- Opening Delimiter -

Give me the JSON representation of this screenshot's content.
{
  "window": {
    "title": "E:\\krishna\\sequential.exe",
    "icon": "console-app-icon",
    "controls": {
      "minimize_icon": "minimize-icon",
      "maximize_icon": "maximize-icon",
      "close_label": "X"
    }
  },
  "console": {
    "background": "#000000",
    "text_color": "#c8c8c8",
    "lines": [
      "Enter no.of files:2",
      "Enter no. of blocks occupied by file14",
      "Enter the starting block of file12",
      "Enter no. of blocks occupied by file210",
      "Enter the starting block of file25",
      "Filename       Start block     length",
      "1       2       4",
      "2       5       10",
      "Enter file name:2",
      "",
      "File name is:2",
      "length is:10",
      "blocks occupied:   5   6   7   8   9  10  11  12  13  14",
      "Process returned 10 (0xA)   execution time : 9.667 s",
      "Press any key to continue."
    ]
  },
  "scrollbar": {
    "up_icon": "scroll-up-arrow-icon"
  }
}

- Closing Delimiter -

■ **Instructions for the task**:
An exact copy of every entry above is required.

■ **Final answer**:
Give me the JSON representation of this screenshot's content.
{
  "window": {
    "title": "E:\\krishna\\sequential.exe",
    "icon": "console-app-icon",
    "controls": {
      "minimize_icon": "minimize-icon",
      "maximize_icon": "maximize-icon",
      "close_label": "X"
    }
  },
  "console": {
    "background": "#000000",
    "text_color": "#c8c8c8",
    "lines": [
      "Enter no.of files:2",
      "Enter no. of blocks occupied by file14",
      "Enter the starting block of file12",
      "Enter no. of blocks occupied by file210",
      "Enter the starting block of file25",
      "Filename       Start block     length",
      "1       2       4",
      "2       5       10",
      "Enter file name:2",
      "",
      "File name is:2",
      "length is:10",
      "blocks occupied:   5   6   7   8   9  10  11  12  13  14",
      "Process returned 10 (0xA)   execution time : 9.667 s",
      "Press any key to continue."
    ]
  },
  "scrollbar": {
    "up_icon": "scroll-up-arrow-icon"
  }
}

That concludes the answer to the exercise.